Three local mechanics have three things in common – they are all in their 70s, they all work at VTNZ Pascoe St, and they all have no plans on slowing down.

“Retirement is just a name for something, if you’re fit and still healthy there’s no reason to stop work,” says 74-year-old Michael Stayner, who has been at VTNZ for 10 years. “I mean, what would I do? Walk around the house?”

The team at VTNZ not only accommodate the older trio but they celebrate it. Colin Gillespie, 75, Peter Walton, 73, and Michael were gifted with a cake last week with “222”, their collective age, iced on the top.

“Whenever I ask about retirement, I just get a blank look,” says their manager Boisey Colling.

Peter and Michael have dropped down to 32 and 35 hours respectively, while Colin continues to work full-time after 17 years with VTNZ.

“This is the longest I’ve worked at any one spot, the whole team here is a good and close-knit team,” says Colin.

“I don’t think I’ll make it to 20 years of service, but who knows,” he says.

Colin says his Fitbit reaches 10km of walking each day on the job. Michael agrees that the work keeps him fit and believes keeping active is the key to ageing well.

Peter says it’s the important work of road safety that gets him up each morning, and the high quality of work they deliver.

“I believe we have one of the best systems in the world,” says Peter. “I did retire for three months but you need a reason to get out of bed and I can’t think of a better one.”

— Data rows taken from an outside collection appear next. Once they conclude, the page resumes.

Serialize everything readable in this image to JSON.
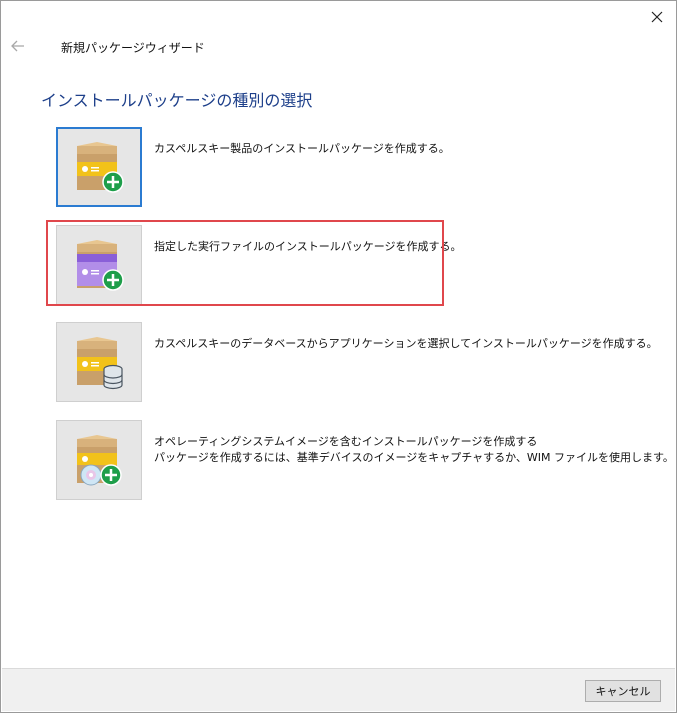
{
  "window": {
    "title": "新規パッケージウィザード",
    "close_icon": "close-icon",
    "back_icon": "back-arrow-icon"
  },
  "heading": "インストールパッケージの種別の選択",
  "options": [
    {
      "label": "カスペルスキー製品のインストールパッケージを作成する。",
      "icon": "package-add-icon",
      "selected": true
    },
    {
      "label": "指定した実行ファイルのインストールパッケージを作成する。",
      "icon": "package-executable-add-icon",
      "highlighted": true
    },
    {
      "label": "カスペルスキーのデータベースからアプリケーションを選択してインストールパッケージを作成する。",
      "icon": "package-database-icon"
    },
    {
      "label_line1": "オペレーティングシステムイメージを含むインストールパッケージを作成する",
      "label_line2": "パッケージを作成するには、基準デバイスのイメージをキャプチャするか、WIM ファイルを使用します。",
      "icon": "package-os-image-icon"
    }
  ],
  "footer": {
    "cancel_label": "キャンセル"
  },
  "colors": {
    "heading": "#1d3f8a",
    "selection_border": "#2b7bd1",
    "highlight": "#e0474c",
    "add_badge": "#1e9e4a"
  }
}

Outside of work, Peter says his two rescue greyhounds keep him busy. Michael can be found working in his garden on the weekends as Covid-19 restrictions have kept him from travelling.

Colin dreams of having enough money to visit his daughters in Europe and having more time for winemaking once he’s ready to retire. His Italian son-in-law even says his wine is the best in the world.

While the trio does get some cheek from the younger team members, they agree it’s all in good fun.

“The banter and the fun we have makes up for the stress of the work,” says Michael.

“There’s a lot of cheek flying around,” says Peter. “I’ve worked at shops up and down the country, and here has been the best. The staff really make it that way.”